Most educators are offered several health insurance options through their school district or state. Still, knowing which teacher health care plan is right for you can be difficult. You want to adequately plan for upcoming medical expenses without shelling out more than you need for premiums.
When you’re looking at different teacher health care plans, there are several things to consider. Keep in mind that there is no “best” option. Your plan should reflect the things that are unique about your financial and medical situations.
Should I go with my employer plan or shop around?
Personally, I’m a believer in shopping around to get the best deal available in all situations. Teacher health care plans are no different.
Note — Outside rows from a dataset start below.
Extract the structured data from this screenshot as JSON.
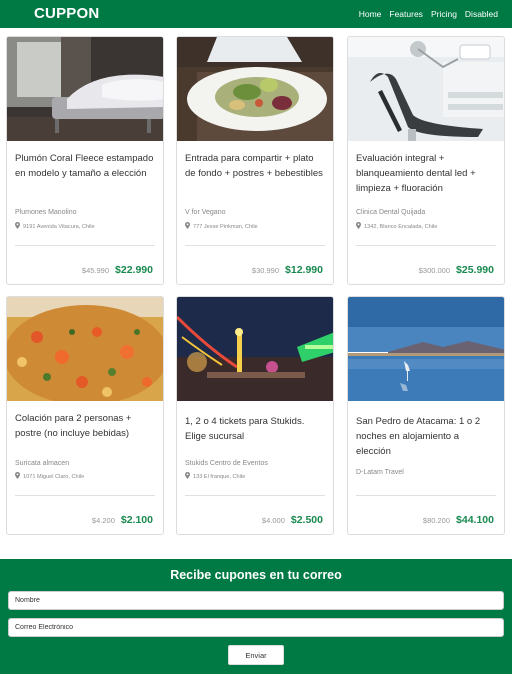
{
  "navbar": {
    "brand": "CUPPON",
    "links": [
      "Home",
      "Features",
      "Pricing",
      "Disabled"
    ]
  },
  "deals": [
    {
      "image": "bedroom-photo",
      "title": "Plumón Coral Fleece estampado en modelo y tamaño a elección",
      "merchant": "Plumones Manolino",
      "address": "9191 Avenida Vitacura, Chile",
      "old_price": "$45.990",
      "new_price": "$22.990"
    },
    {
      "image": "salad-dish-photo",
      "title": "Entrada para compartir + plato de fondo + postres + bebestibles",
      "merchant": "V for Vegano",
      "address": "777 Jesse Pinkman, Chile",
      "old_price": "$30.990",
      "new_price": "$12.990"
    },
    {
      "image": "dental-chair-photo",
      "title": "Evaluación integral + blanqueamiento dental led + limpieza + fluoración",
      "merchant": "Clinica Dental Quijada",
      "address": "1342, Blanco Encalada, Chile",
      "old_price": "$300.000",
      "new_price": "$25.990"
    },
    {
      "image": "rice-dish-photo",
      "title": "Colación para 2 personas + postre (no incluye bebidas)",
      "merchant": "Suricata almacen",
      "address": "1071 Miguel Claro, Chile",
      "old_price": "$4.200",
      "new_price": "$2.100"
    },
    {
      "image": "fair-night-photo",
      "title": "1, 2 o 4 tickets para Stukids. Elige sucursal",
      "merchant": "Stukids Centro de Eventos",
      "address": "133 El franque, Chile",
      "old_price": "$4.000",
      "new_price": "$2.500"
    },
    {
      "image": "lagoon-flamingo-photo",
      "title": "San Pedro de Atacama: 1 o 2 noches en alojamiento a elección",
      "merchant": "D-Latam Travel",
      "address": "",
      "old_price": "$80.200",
      "new_price": "$44.100"
    }
  ],
  "subscribe": {
    "title": "Recibe cupones en tu correo",
    "name_placeholder": "Nombre",
    "email_placeholder": "Correo Electrónico",
    "send_label": "Enviar"
  },
  "colors": {
    "brand_green": "#007a45",
    "price_green": "#1a8a50"
  }
}
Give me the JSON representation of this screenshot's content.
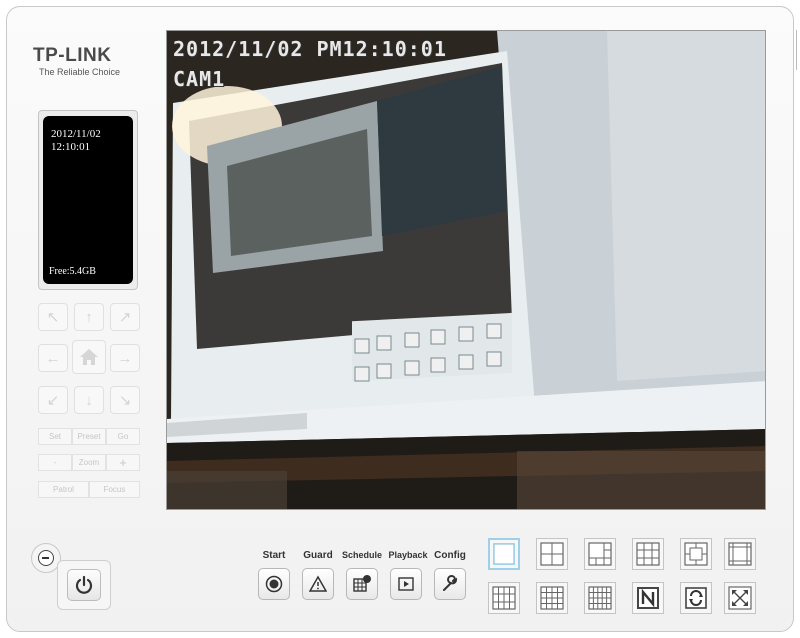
{
  "brand": {
    "name": "TP-LINK",
    "tagline": "The Reliable Choice"
  },
  "info": {
    "date": "2012/11/02",
    "time": "12:10:01",
    "free": "Free:5.4GB"
  },
  "ptz": {
    "set_label": "Set",
    "preset_label": "Preset",
    "go_label": "Go",
    "zoom_minus": "-",
    "zoom_label": "Zoom",
    "zoom_plus": "+",
    "patrol_label": "Patrol",
    "focus_label": "Focus"
  },
  "video": {
    "timestamp": "2012/11/02 PM12:10:01",
    "camera": "CAM1"
  },
  "functions": [
    {
      "label": "Start",
      "icon": "record-icon"
    },
    {
      "label": "Guard",
      "icon": "warning-icon"
    },
    {
      "label": "Schedule",
      "icon": "schedule-icon"
    },
    {
      "label": "Playback",
      "icon": "playback-icon"
    },
    {
      "label": "Config",
      "icon": "wrench-icon"
    }
  ],
  "layouts": [
    {
      "icon": "layout-1-icon",
      "active": true
    },
    {
      "icon": "layout-4-icon"
    },
    {
      "icon": "layout-6-icon"
    },
    {
      "icon": "layout-8-icon"
    },
    {
      "icon": "layout-9-icon"
    },
    {
      "icon": "layout-10-icon"
    },
    {
      "icon": "layout-13-icon"
    },
    {
      "icon": "layout-16-icon"
    },
    {
      "icon": "layout-20-icon"
    },
    {
      "icon": "layout-n-icon"
    },
    {
      "icon": "layout-rotate-icon"
    },
    {
      "icon": "fullscreen-icon"
    }
  ],
  "colors": {
    "accent": "#9fd0ea",
    "osd_text": "#e8e8e8"
  }
}
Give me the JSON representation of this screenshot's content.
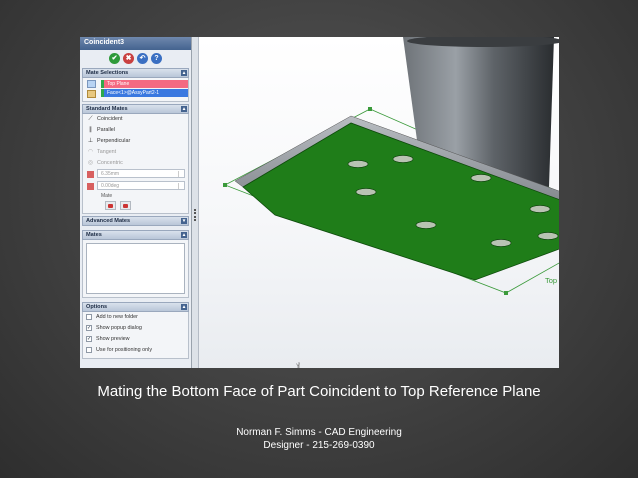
{
  "property_manager": {
    "title": "Coincident3",
    "action_buttons": [
      "✔",
      "✖",
      "↶",
      "?"
    ],
    "mate_selections": {
      "header": "Mate Selections",
      "items": [
        "Top Plane",
        "Face<1>@AssyPart2-1"
      ]
    },
    "standard_mates": {
      "header": "Standard Mates",
      "items": [
        "Coincident",
        "Parallel",
        "Perpendicular",
        "Tangent",
        "Concentric"
      ],
      "distance_value": "6.35mm",
      "angle_value": "0.00deg",
      "alignment_label": "Mate"
    },
    "advanced_mates": {
      "header": "Advanced Mates"
    },
    "mates": {
      "header": "Mates"
    },
    "options": {
      "header": "Options",
      "items": [
        {
          "label": "Add to new folder",
          "checked": false
        },
        {
          "label": "Show popup dialog",
          "checked": true
        },
        {
          "label": "Show preview",
          "checked": true
        },
        {
          "label": "Use for positioning only",
          "checked": false
        }
      ]
    }
  },
  "graphics": {
    "plane_label": "Top Plane",
    "axis_label": "Y"
  },
  "caption": "Mating the Bottom Face of Part Coincident to Top Reference Plane",
  "credit": {
    "line1": "Norman F. Simms - CAD Engineering",
    "line2": "Designer - 215-269-0390"
  },
  "colors": {
    "part_face": "#1f7d19",
    "plane_outline": "#3a9a3a",
    "selection_pink": "#f46a82",
    "selection_blue": "#3a78e0",
    "panel_title": "#44638f"
  }
}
You should make sure that the coverage offered by your employer is the best bang for your buck.
However, in most cases, getting health care coverage through your employer is, in fact, your best option. The costs are typically lower as your employer has negotiated a lower premium rate and often picks up part of the premium. Still, it never hurts to look around. Do some comparison shopping between the health care plans offered through your employer and the Affordable Care Act marketplace to see which better matches your needs and your budget.
Compare available networks.
Every insurance network provides different benefits to plan participants, and your employer options may provide more than one insurer for you to choose from. You should look at what health care professionals and providers are in-network for each different insurer. You may find that in your area more health care providers work with one particular insurance network over another, or it may not matter as all providers accept all insurers.
Understand plan types.
There are a limited number of plan types within any given insurance network. Here’s a quick overview of the most common types:
- An HMO typically provides all the health-related services you need through a specific network of health care facilities and providers. HMOs can sometimes limit the choice you have when it comes to selecting a provider. They also require that your primary care physician refers you to specialists when needed.
- PPOs allow you a bit more flexibility to choose your providers, and you don’t need a referral from your primary care physician to see a specialist. However, they also have high out-of-pocket costs to see any providers or specialists who are out of network.
- EPOs have no coverage for out-of-network providers, normally have lower premiums than PPOs, and you have some freedom to select your providers.
- POS plans blend HMOs and PPOs. You have some freedom to choose health care providers, some paperwork to see providers who are out of network, and your primary care doctor coordinates your care (which means they refer you to specialists).
- Finally, HDHPs are a type of coverage plan that falls under the umbrella of either HMOs, PPOs, EPOs, or POSs. They have higher out-of-pocket costs, and when you reach your out of pocket maximum, the plan pays for 100% of your care.
Look into your crystal ball.
No one can predict the future, but when it comes to picking the ideal health care plan for you, you need to do some forward thinking. For example, if you have children who have to visit the doctor regularly or enjoy playing on the jungle gym—you may want to consider a plan with lower copays for emergency room or wellness visits.
Alternatively, if you’re planning to see out of network specialists for some of your medical needs, a PPO may be better than a HMO for you. That way you don’t always need to visit your primary care physician for a referral. Everyone’s medical situation is unique and trying to determine the kind of care you need in the future isn’t easy. The good news is that you can always change your benefit selection during the next open enrollment period. So, you really only need to “predict” for the next year or so.
Whichever plan you choose, make sure that it provides the coverage you need at a budget-friendly cost.
Know what monthly premiums are and whether or not they make lower copayments for frequent doctor visits worth it. Understand what coverage you have, and what you can expect to pay for in network and out of network services. Finally, make sure the providers you trust are in network (or are partially covered if they’re out of network). There are many health care plan options available to you—don’t be afraid to take your time to find the one that’s the right fit!
Do you have any advice to share about choosing teacher health care plans? Come and share in our WeAreTeachers Chat group on Facebook.